-- Exercise prompt --
Lines in the records below that contain the word "Outdoor" must each be copied.

-- Materials provided --
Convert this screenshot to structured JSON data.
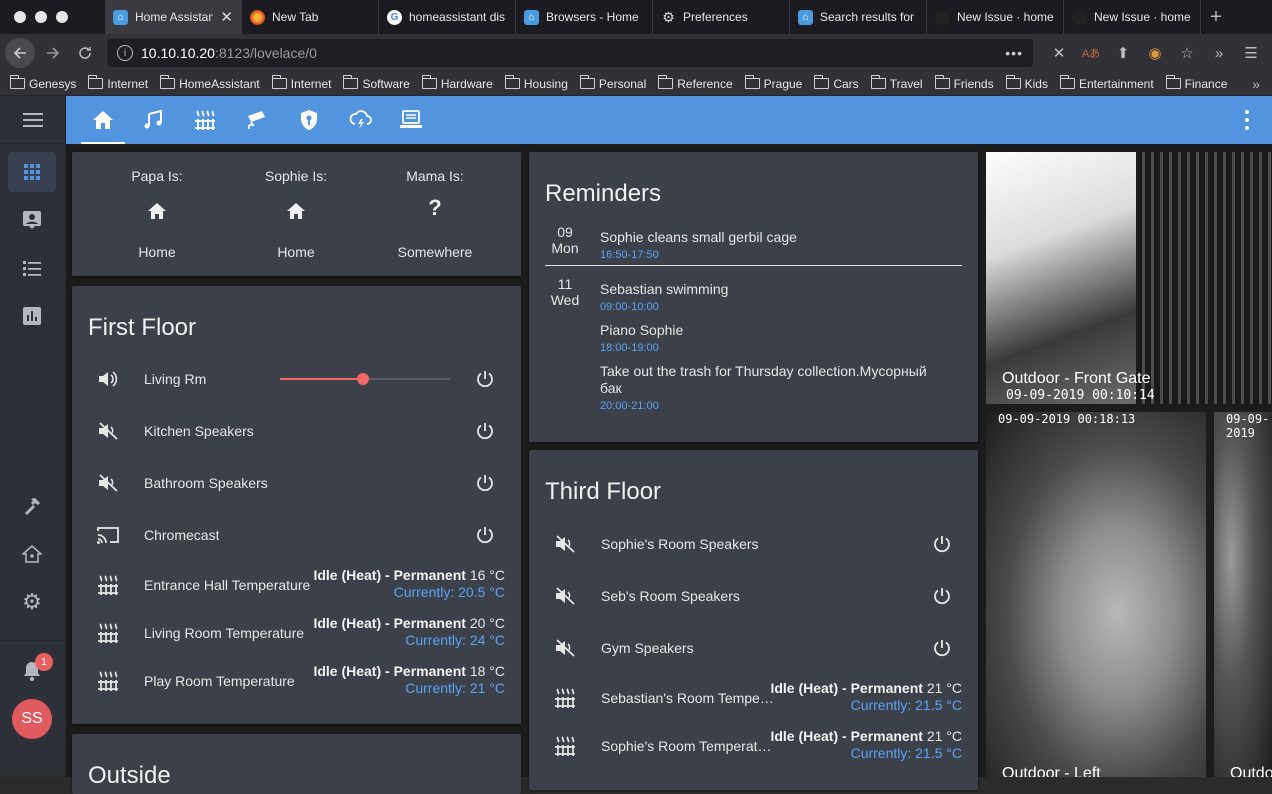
{
  "browser": {
    "tabs": [
      {
        "title": "Home Assistant",
        "favicon": "home-assistant-favicon",
        "active": true
      },
      {
        "title": "New Tab",
        "favicon": "firefox-favicon"
      },
      {
        "title": "homeassistant dis",
        "favicon": "google-favicon"
      },
      {
        "title": "Browsers - Home",
        "favicon": "home-assistant-favicon"
      },
      {
        "title": "Preferences",
        "favicon": "gear-favicon"
      },
      {
        "title": "Search results for",
        "favicon": "home-assistant-favicon"
      },
      {
        "title": "New Issue · home",
        "favicon": "github-favicon"
      },
      {
        "title": "New Issue · home",
        "favicon": "github-favicon"
      }
    ],
    "url_host": "10.10.10.20",
    "url_rest": ":8123/lovelace/0",
    "bookmarks": [
      "Genesys",
      "Internet",
      "HomeAssistant",
      "Internet",
      "Software",
      "Hardware",
      "Housing",
      "Personal",
      "Reference",
      "Prague",
      "Cars",
      "Travel",
      "Friends",
      "Kids",
      "Entertainment",
      "Finance"
    ]
  },
  "ha": {
    "accent": "#5394df",
    "notifications_count": "1",
    "user_initials": "SS",
    "people": [
      {
        "label": "Papa Is:",
        "icon": "home-icon",
        "state": "Home"
      },
      {
        "label": "Sophie Is:",
        "icon": "home-icon",
        "state": "Home"
      },
      {
        "label": "Mama Is:",
        "icon": "question-icon",
        "state": "Somewhere"
      }
    ],
    "first_floor": {
      "title": "First Floor",
      "living_rm": {
        "name": "Living Rm",
        "volume": 0.49
      },
      "media": [
        {
          "name": "Kitchen Speakers",
          "icon": "volume-off-icon"
        },
        {
          "name": "Bathroom Speakers",
          "icon": "volume-off-icon"
        },
        {
          "name": "Chromecast",
          "icon": "cast-icon"
        }
      ],
      "climate": [
        {
          "name": "Entrance Hall Temperature",
          "status": "Idle (Heat) - Permanent",
          "target": "16 °C",
          "current": "Currently: 20.5 °C"
        },
        {
          "name": "Living Room Temperature",
          "status": "Idle (Heat) - Permanent",
          "target": "20 °C",
          "current": "Currently: 24 °C"
        },
        {
          "name": "Play Room Temperature",
          "status": "Idle (Heat) - Permanent",
          "target": "18 °C",
          "current": "Currently: 21 °C"
        }
      ]
    },
    "outside": {
      "title": "Outside"
    },
    "reminders": {
      "title": "Reminders",
      "days": [
        {
          "day": "09",
          "weekday": "Mon",
          "events": [
            {
              "title": "Sophie cleans small gerbil cage",
              "time": "16:50-17:50"
            }
          ]
        },
        {
          "day": "11",
          "weekday": "Wed",
          "events": [
            {
              "title": "Sebastian swimming",
              "time": "09:00-10:00"
            },
            {
              "title": "Piano Sophie",
              "time": "18:00-19:00"
            },
            {
              "title": "Take out the trash for Thursday collection.Мусорный бак",
              "time": "20:00-21:00"
            }
          ]
        }
      ]
    },
    "third_floor": {
      "title": "Third Floor",
      "media": [
        {
          "name": "Sophie's Room Speakers"
        },
        {
          "name": "Seb's Room Speakers"
        },
        {
          "name": "Gym Speakers"
        }
      ],
      "climate": [
        {
          "name": "Sebastian's Room Tempe…",
          "status": "Idle (Heat) - Permanent",
          "target": "21 °C",
          "current": "Currently: 21.5 °C"
        },
        {
          "name": "Sophie's Room Temperat…",
          "status": "Idle (Heat) - Permanent",
          "target": "21 °C",
          "current": "Currently: 21.5 °C"
        }
      ]
    },
    "cameras": [
      {
        "caption": "Outdoor - Front Gate",
        "timestamp": "09-09-2019 00:10:14"
      },
      {
        "caption": "Outdoor - Left",
        "timestamp": "09-09-2019 00:18:13"
      },
      {
        "caption": "Outdoor",
        "timestamp": "09-09-2019"
      }
    ]
  }
}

-- The answer --
        "caption": "Outdoor - Front Gate",
        "caption": "Outdoor - Left",
        "caption": "Outdoor",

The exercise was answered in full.